**EXERCISE DETAILS**. The data below is to be repeated in full, exactly as given.
- - -
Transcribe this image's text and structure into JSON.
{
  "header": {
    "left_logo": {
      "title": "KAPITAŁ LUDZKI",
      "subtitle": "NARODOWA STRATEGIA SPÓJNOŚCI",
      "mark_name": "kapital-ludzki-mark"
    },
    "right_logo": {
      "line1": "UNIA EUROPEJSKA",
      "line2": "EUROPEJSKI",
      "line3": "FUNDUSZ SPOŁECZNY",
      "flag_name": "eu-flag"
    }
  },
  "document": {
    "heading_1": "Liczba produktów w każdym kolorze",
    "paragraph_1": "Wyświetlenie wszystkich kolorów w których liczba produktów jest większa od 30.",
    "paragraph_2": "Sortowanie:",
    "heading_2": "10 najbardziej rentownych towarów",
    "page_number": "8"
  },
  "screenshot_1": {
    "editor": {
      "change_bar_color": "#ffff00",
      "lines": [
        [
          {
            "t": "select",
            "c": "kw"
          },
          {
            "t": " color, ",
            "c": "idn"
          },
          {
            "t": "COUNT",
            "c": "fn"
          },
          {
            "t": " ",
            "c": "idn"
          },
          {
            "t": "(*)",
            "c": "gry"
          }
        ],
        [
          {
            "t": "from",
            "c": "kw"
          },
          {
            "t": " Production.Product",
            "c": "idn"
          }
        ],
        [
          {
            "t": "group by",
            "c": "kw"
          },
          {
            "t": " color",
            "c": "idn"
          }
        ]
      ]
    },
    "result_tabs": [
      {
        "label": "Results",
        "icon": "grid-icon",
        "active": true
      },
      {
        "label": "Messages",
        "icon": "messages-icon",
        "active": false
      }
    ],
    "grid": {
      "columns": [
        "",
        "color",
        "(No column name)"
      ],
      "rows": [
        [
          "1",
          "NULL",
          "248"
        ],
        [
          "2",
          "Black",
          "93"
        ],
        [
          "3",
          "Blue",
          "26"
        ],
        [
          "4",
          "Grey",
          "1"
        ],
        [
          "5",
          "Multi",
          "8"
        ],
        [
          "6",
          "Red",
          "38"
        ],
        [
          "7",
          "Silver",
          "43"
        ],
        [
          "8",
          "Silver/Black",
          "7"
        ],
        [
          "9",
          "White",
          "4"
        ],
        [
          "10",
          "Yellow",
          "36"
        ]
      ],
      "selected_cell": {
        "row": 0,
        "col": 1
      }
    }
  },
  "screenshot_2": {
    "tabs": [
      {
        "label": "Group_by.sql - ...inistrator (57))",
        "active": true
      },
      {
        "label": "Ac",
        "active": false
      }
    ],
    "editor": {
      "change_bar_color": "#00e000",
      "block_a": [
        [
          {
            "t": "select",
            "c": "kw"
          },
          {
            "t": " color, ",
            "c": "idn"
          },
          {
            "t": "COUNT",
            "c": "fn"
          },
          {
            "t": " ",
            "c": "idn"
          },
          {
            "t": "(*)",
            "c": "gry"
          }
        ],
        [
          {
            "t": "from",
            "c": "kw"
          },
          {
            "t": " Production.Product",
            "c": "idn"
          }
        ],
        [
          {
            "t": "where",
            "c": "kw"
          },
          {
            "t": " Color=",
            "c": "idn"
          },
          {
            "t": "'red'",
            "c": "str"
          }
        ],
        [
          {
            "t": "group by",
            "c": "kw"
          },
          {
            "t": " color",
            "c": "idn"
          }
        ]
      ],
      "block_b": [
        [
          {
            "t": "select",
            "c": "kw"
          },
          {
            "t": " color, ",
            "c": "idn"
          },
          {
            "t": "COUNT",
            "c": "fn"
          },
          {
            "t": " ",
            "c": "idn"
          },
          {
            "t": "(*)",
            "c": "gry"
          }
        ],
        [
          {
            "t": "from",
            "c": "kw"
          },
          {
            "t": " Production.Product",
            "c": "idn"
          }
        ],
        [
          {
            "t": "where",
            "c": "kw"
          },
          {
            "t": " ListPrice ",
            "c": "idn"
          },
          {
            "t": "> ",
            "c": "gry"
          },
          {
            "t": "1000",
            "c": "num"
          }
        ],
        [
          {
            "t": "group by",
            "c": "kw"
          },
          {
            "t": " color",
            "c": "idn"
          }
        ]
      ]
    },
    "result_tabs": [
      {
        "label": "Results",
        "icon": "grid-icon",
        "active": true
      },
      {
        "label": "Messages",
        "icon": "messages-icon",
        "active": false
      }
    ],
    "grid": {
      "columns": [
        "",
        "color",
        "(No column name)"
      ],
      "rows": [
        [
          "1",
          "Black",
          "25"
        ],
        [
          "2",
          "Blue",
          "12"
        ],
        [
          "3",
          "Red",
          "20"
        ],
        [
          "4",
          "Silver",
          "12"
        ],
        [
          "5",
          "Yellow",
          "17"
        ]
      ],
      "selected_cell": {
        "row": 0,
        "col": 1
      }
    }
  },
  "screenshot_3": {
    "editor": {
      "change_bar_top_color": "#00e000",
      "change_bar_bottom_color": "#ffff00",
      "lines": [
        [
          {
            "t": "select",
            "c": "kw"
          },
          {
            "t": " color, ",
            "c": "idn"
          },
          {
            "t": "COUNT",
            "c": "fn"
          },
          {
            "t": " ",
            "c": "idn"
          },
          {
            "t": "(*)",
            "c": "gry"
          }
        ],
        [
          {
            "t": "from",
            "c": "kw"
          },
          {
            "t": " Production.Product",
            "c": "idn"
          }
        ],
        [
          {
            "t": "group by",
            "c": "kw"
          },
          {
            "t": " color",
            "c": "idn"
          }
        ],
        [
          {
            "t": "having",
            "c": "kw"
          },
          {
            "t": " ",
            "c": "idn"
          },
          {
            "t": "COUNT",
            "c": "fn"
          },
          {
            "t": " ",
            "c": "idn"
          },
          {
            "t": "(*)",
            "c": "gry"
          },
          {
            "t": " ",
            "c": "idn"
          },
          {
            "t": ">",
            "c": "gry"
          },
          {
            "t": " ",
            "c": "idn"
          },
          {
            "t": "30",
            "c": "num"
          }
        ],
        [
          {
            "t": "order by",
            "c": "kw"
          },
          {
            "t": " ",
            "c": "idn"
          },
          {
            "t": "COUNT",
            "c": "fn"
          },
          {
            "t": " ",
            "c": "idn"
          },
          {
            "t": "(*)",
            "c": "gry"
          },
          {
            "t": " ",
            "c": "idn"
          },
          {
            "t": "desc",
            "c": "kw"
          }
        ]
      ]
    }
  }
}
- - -
**SOLUTION FOR THIS PROBLEM**.
Transcribe this image's text and structure into JSON.
{
  "header": {
    "left_logo": {
      "title": "KAPITAŁ LUDZKI",
      "subtitle": "NARODOWA STRATEGIA SPÓJNOŚCI",
      "mark_name": "kapital-ludzki-mark"
    },
    "right_logo": {
      "line1": "UNIA EUROPEJSKA",
      "line2": "EUROPEJSKI",
      "line3": "FUNDUSZ SPOŁECZNY",
      "flag_name": "eu-flag"
    }
  },
  "document": {
    "heading_1": "Liczba produktów w każdym kolorze",
    "paragraph_1": "Wyświetlenie wszystkich kolorów w których liczba produktów jest większa od 30.",
    "paragraph_2": "Sortowanie:",
    "heading_2": "10 najbardziej rentownych towarów",
    "page_number": "8"
  },
  "screenshot_1": {
    "editor": {
      "change_bar_color": "#ffff00",
      "lines": [
        [
          {
            "t": "select",
            "c": "kw"
          },
          {
            "t": " color, ",
            "c": "idn"
          },
          {
            "t": "COUNT",
            "c": "fn"
          },
          {
            "t": " ",
            "c": "idn"
          },
          {
            "t": "(*)",
            "c": "gry"
          }
        ],
        [
          {
            "t": "from",
            "c": "kw"
          },
          {
            "t": " Production.Product",
            "c": "idn"
          }
        ],
        [
          {
            "t": "group by",
            "c": "kw"
          },
          {
            "t": " color",
            "c": "idn"
          }
        ]
      ]
    },
    "result_tabs": [
      {
        "label": "Results",
        "icon": "grid-icon",
        "active": true
      },
      {
        "label": "Messages",
        "icon": "messages-icon",
        "active": false
      }
    ],
    "grid": {
      "columns": [
        "",
        "color",
        "(No column name)"
      ],
      "rows": [
        [
          "1",
          "NULL",
          "248"
        ],
        [
          "2",
          "Black",
          "93"
        ],
        [
          "3",
          "Blue",
          "26"
        ],
        [
          "4",
          "Grey",
          "1"
        ],
        [
          "5",
          "Multi",
          "8"
        ],
        [
          "6",
          "Red",
          "38"
        ],
        [
          "7",
          "Silver",
          "43"
        ],
        [
          "8",
          "Silver/Black",
          "7"
        ],
        [
          "9",
          "White",
          "4"
        ],
        [
          "10",
          "Yellow",
          "36"
        ]
      ],
      "selected_cell": {
        "row": 0,
        "col": 1
      }
    }
  },
  "screenshot_2": {
    "tabs": [
      {
        "label": "Group_by.sql - ...inistrator (57))",
        "active": true
      },
      {
        "label": "Ac",
        "active": false
      }
    ],
    "editor": {
      "change_bar_color": "#00e000",
      "block_a": [
        [
          {
            "t": "select",
            "c": "kw"
          },
          {
            "t": " color, ",
            "c": "idn"
          },
          {
            "t": "COUNT",
            "c": "fn"
          },
          {
            "t": " ",
            "c": "idn"
          },
          {
            "t": "(*)",
            "c": "gry"
          }
        ],
        [
          {
            "t": "from",
            "c": "kw"
          },
          {
            "t": " Production.Product",
            "c": "idn"
          }
        ],
        [
          {
            "t": "where",
            "c": "kw"
          },
          {
            "t": " Color=",
            "c": "idn"
          },
          {
            "t": "'red'",
            "c": "str"
          }
        ],
        [
          {
            "t": "group by",
            "c": "kw"
          },
          {
            "t": " color",
            "c": "idn"
          }
        ]
      ],
      "block_b": [
        [
          {
            "t": "select",
            "c": "kw"
          },
          {
            "t": " color, ",
            "c": "idn"
          },
          {
            "t": "COUNT",
            "c": "fn"
          },
          {
            "t": " ",
            "c": "idn"
          },
          {
            "t": "(*)",
            "c": "gry"
          }
        ],
        [
          {
            "t": "from",
            "c": "kw"
          },
          {
            "t": " Production.Product",
            "c": "idn"
          }
        ],
        [
          {
            "t": "where",
            "c": "kw"
          },
          {
            "t": " ListPrice ",
            "c": "idn"
          },
          {
            "t": "> ",
            "c": "gry"
          },
          {
            "t": "1000",
            "c": "num"
          }
        ],
        [
          {
            "t": "group by",
            "c": "kw"
          },
          {
            "t": " color",
            "c": "idn"
          }
        ]
      ]
    },
    "result_tabs": [
      {
        "label": "Results",
        "icon": "grid-icon",
        "active": true
      },
      {
        "label": "Messages",
        "icon": "messages-icon",
        "active": false
      }
    ],
    "grid": {
      "columns": [
        "",
        "color",
        "(No column name)"
      ],
      "rows": [
        [
          "1",
          "Black",
          "25"
        ],
        [
          "2",
          "Blue",
          "12"
        ],
        [
          "3",
          "Red",
          "20"
        ],
        [
          "4",
          "Silver",
          "12"
        ],
        [
          "5",
          "Yellow",
          "17"
        ]
      ],
      "selected_cell": {
        "row": 0,
        "col": 1
      }
    }
  },
  "screenshot_3": {
    "editor": {
      "change_bar_top_color": "#00e000",
      "change_bar_bottom_color": "#ffff00",
      "lines": [
        [
          {
            "t": "select",
            "c": "kw"
          },
          {
            "t": " color, ",
            "c": "idn"
          },
          {
            "t": "COUNT",
            "c": "fn"
          },
          {
            "t": " ",
            "c": "idn"
          },
          {
            "t": "(*)",
            "c": "gry"
          }
        ],
        [
          {
            "t": "from",
            "c": "kw"
          },
          {
            "t": " Production.Product",
            "c": "idn"
          }
        ],
        [
          {
            "t": "group by",
            "c": "kw"
          },
          {
            "t": " color",
            "c": "idn"
          }
        ],
        [
          {
            "t": "having",
            "c": "kw"
          },
          {
            "t": " ",
            "c": "idn"
          },
          {
            "t": "COUNT",
            "c": "fn"
          },
          {
            "t": " ",
            "c": "idn"
          },
          {
            "t": "(*)",
            "c": "gry"
          },
          {
            "t": " ",
            "c": "idn"
          },
          {
            "t": ">",
            "c": "gry"
          },
          {
            "t": " ",
            "c": "idn"
          },
          {
            "t": "30",
            "c": "num"
          }
        ],
        [
          {
            "t": "order by",
            "c": "kw"
          },
          {
            "t": " ",
            "c": "idn"
          },
          {
            "t": "COUNT",
            "c": "fn"
          },
          {
            "t": " ",
            "c": "idn"
          },
          {
            "t": "(*)",
            "c": "gry"
          },
          {
            "t": " ",
            "c": "idn"
          },
          {
            "t": "desc",
            "c": "kw"
          }
        ]
      ]
    }
  }
}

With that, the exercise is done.